# [Input data]
BEGIN

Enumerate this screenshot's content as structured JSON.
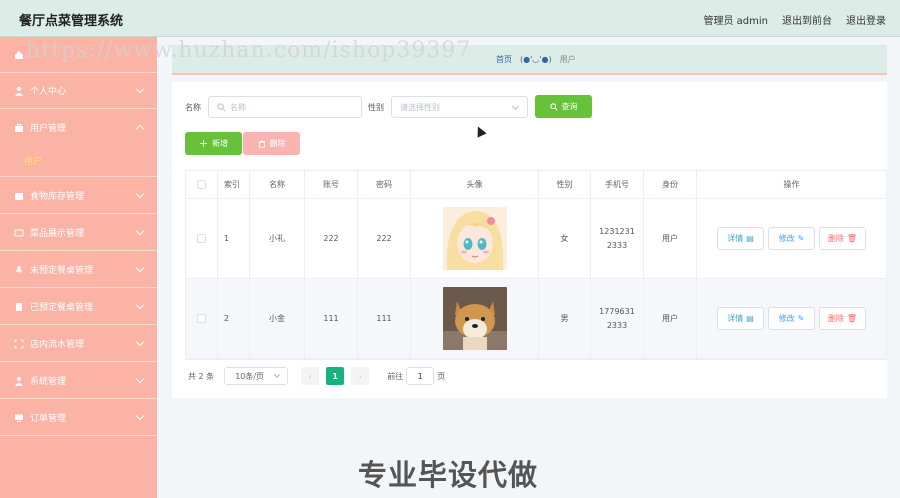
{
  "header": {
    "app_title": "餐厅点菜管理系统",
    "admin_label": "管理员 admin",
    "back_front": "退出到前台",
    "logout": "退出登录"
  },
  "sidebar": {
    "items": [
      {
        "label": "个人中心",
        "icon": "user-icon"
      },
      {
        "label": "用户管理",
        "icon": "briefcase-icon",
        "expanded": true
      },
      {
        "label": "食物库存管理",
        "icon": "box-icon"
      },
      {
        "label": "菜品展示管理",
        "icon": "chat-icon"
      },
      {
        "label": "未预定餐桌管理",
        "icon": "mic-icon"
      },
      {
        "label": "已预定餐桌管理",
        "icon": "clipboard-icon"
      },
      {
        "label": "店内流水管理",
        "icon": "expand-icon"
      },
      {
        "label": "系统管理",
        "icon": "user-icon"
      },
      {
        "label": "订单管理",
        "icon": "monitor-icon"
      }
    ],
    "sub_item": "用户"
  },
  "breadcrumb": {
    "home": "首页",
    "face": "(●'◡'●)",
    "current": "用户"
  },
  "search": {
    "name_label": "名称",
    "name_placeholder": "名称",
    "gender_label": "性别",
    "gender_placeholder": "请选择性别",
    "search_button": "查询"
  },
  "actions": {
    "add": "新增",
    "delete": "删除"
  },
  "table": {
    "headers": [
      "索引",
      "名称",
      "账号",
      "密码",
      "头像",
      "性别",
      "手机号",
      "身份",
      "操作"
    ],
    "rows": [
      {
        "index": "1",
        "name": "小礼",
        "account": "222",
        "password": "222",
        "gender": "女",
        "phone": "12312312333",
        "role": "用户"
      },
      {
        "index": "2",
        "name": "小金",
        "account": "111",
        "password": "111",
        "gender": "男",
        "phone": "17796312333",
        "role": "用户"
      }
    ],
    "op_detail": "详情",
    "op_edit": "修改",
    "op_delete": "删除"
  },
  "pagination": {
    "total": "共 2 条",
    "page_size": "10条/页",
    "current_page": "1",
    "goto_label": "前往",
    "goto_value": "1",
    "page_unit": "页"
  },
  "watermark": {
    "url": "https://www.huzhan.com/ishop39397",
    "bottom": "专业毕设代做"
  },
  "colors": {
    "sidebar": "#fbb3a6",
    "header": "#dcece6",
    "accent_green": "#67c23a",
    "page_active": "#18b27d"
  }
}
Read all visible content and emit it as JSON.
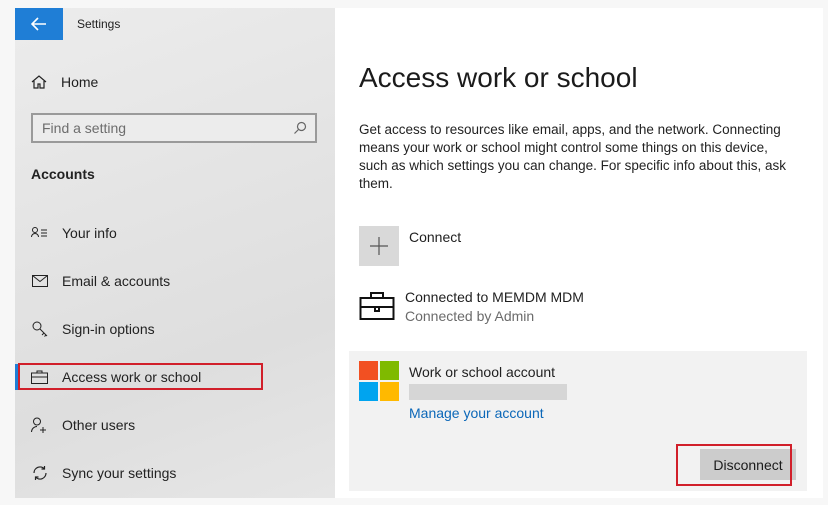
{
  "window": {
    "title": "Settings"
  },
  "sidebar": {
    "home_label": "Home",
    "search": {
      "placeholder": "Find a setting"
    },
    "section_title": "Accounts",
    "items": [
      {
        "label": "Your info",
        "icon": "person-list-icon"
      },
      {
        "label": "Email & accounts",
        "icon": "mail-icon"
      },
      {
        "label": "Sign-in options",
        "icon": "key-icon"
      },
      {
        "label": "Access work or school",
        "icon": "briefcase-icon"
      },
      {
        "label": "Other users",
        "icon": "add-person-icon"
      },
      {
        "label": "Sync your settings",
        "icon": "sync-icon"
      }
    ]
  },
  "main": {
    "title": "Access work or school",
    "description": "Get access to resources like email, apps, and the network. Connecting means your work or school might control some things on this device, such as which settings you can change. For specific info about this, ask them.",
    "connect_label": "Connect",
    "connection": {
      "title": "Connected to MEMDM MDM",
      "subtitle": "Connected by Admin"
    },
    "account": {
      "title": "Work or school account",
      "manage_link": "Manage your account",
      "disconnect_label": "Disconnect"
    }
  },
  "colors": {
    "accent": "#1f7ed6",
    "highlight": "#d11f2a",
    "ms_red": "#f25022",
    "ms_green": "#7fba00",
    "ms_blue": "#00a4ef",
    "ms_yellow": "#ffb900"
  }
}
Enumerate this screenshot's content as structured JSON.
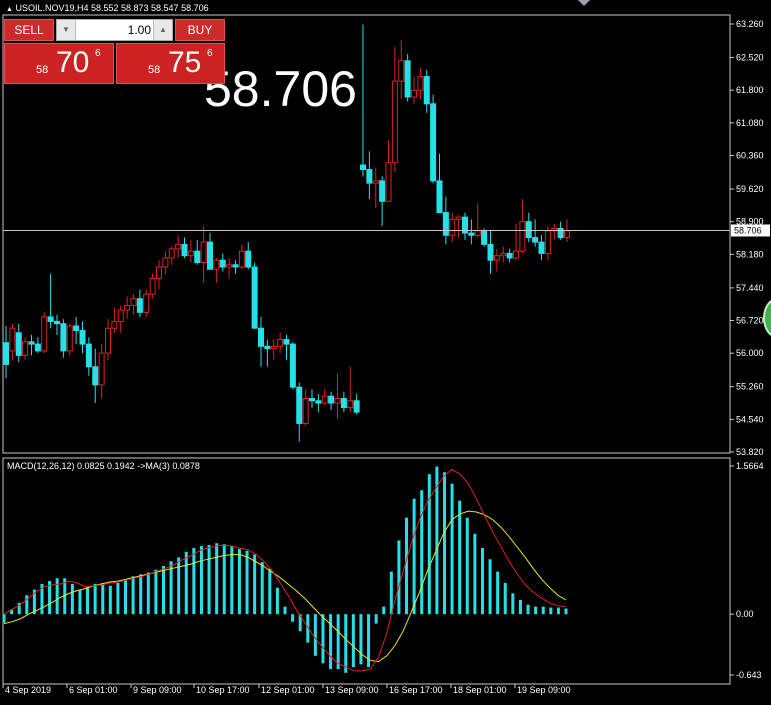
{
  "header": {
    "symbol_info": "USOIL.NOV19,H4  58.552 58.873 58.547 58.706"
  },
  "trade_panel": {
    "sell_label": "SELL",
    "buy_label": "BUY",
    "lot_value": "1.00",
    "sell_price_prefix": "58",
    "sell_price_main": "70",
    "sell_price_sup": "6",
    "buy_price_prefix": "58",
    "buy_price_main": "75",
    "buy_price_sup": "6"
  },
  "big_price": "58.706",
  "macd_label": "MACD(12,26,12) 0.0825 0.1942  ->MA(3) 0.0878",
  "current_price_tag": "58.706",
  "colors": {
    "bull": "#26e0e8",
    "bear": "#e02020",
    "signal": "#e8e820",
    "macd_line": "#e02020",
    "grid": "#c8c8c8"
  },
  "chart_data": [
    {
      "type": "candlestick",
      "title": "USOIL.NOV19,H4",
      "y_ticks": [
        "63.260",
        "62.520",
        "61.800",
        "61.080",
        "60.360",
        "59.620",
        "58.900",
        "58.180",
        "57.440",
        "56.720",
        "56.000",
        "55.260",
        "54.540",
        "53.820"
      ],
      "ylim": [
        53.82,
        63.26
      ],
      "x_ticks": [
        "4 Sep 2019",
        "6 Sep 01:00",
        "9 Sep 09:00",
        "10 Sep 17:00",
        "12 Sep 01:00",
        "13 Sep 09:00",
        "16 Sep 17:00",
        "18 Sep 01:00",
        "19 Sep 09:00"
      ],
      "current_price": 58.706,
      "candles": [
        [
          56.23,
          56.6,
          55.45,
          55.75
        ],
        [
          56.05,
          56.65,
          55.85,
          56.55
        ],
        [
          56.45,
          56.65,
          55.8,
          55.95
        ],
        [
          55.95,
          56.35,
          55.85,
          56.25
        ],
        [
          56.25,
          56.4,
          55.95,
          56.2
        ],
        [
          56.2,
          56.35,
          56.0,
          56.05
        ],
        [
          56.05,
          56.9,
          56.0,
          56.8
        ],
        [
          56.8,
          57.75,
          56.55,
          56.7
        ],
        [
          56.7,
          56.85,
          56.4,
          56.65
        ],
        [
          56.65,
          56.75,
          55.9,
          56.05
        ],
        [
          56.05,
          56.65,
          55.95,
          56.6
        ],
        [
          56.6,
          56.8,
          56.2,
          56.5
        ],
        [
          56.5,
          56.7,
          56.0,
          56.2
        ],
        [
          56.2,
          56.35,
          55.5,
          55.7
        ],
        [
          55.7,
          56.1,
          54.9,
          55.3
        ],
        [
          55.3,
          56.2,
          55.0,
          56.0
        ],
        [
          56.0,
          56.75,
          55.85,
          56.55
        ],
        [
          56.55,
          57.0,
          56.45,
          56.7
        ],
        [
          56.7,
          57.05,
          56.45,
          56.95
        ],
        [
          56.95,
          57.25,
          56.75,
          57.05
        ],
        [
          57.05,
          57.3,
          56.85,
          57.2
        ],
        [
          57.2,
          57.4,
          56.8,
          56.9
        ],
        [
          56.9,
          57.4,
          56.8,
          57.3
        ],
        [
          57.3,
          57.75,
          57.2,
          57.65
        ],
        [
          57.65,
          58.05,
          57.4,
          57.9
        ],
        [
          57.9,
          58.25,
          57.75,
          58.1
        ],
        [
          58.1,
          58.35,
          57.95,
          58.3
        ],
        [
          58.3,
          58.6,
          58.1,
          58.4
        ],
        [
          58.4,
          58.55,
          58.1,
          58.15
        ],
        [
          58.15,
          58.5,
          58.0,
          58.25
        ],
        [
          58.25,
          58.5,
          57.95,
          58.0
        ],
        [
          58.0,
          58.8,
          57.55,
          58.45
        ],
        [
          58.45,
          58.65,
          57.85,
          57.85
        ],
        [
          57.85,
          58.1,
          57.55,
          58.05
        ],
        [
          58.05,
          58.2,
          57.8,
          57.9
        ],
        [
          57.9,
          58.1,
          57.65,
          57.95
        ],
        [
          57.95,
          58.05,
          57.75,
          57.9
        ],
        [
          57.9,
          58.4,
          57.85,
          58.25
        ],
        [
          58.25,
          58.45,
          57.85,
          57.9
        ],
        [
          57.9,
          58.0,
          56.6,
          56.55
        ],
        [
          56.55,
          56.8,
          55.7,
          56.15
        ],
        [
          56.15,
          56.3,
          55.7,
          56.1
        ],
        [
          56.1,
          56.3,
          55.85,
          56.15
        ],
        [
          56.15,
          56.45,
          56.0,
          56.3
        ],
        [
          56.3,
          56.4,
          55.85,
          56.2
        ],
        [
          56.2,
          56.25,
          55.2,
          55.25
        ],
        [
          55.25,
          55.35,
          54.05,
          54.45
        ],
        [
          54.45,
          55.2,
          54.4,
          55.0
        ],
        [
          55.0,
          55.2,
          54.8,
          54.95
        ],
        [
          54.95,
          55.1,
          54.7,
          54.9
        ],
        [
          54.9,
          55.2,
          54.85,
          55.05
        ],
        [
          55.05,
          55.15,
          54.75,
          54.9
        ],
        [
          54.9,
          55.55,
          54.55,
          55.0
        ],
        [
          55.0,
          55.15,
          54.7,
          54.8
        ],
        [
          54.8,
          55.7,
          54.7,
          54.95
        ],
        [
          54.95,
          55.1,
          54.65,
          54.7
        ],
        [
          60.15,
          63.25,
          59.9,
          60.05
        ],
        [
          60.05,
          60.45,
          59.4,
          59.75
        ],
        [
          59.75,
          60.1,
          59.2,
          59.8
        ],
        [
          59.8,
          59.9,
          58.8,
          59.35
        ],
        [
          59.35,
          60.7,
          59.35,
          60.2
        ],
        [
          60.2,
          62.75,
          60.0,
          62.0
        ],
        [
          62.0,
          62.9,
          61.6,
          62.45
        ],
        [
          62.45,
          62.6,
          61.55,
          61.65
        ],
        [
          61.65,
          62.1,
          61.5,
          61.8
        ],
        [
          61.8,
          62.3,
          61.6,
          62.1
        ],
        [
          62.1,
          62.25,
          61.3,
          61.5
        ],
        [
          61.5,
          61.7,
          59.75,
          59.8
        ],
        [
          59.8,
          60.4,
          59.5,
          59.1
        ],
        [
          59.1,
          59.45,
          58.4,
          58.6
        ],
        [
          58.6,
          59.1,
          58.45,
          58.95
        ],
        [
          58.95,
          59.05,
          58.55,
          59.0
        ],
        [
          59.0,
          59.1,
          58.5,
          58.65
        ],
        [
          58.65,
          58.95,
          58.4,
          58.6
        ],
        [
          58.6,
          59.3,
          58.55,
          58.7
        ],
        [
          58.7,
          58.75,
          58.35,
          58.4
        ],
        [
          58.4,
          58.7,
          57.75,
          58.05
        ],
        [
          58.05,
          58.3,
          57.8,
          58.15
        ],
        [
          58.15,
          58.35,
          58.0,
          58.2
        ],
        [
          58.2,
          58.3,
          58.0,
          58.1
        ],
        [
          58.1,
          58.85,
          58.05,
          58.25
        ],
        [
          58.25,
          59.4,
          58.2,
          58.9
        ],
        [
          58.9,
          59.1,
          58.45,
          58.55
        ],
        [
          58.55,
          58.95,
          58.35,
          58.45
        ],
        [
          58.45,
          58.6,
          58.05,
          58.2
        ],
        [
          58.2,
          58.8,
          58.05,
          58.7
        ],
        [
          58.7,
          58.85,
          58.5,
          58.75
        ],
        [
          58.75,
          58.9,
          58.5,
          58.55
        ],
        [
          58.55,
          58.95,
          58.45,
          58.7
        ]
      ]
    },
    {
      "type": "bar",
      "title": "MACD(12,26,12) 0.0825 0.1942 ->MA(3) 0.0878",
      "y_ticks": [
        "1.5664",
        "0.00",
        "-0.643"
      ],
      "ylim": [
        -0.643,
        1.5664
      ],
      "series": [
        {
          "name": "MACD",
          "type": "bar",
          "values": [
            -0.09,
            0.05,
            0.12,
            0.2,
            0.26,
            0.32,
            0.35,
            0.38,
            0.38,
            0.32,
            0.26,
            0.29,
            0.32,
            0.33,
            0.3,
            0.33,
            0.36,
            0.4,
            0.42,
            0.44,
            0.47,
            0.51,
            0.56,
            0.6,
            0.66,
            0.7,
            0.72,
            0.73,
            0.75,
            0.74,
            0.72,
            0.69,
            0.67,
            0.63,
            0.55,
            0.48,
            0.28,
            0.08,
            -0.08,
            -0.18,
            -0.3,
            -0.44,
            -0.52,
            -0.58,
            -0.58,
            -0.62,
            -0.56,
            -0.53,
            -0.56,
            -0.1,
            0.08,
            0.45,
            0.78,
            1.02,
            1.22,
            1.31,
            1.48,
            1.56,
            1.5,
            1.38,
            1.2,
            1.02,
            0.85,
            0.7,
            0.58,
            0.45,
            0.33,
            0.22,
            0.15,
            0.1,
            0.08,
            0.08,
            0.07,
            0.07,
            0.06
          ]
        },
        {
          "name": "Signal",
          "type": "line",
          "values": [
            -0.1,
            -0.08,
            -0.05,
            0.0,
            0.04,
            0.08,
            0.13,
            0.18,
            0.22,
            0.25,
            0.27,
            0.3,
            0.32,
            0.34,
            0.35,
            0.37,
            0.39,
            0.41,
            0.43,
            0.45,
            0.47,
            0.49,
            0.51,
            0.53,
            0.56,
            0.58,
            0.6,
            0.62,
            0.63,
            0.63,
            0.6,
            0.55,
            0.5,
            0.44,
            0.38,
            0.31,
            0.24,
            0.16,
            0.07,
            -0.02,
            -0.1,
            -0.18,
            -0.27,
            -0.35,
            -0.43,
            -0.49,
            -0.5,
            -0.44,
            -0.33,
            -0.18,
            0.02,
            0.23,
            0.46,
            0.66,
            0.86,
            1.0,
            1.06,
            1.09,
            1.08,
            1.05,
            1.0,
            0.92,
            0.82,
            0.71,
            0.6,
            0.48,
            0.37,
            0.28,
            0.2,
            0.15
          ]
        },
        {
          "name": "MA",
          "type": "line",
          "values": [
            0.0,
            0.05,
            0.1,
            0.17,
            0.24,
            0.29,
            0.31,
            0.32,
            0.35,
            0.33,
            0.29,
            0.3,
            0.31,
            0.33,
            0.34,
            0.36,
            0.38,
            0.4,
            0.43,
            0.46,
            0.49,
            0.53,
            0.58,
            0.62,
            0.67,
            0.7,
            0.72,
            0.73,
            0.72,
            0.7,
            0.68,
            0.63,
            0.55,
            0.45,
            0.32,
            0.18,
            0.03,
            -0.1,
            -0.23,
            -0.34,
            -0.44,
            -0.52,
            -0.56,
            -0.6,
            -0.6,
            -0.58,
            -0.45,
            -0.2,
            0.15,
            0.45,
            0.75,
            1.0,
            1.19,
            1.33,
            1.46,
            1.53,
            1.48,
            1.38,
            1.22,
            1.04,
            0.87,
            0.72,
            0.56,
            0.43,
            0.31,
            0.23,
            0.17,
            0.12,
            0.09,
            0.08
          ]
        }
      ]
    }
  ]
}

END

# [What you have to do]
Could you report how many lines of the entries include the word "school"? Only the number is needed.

# [Answer to the problem]
4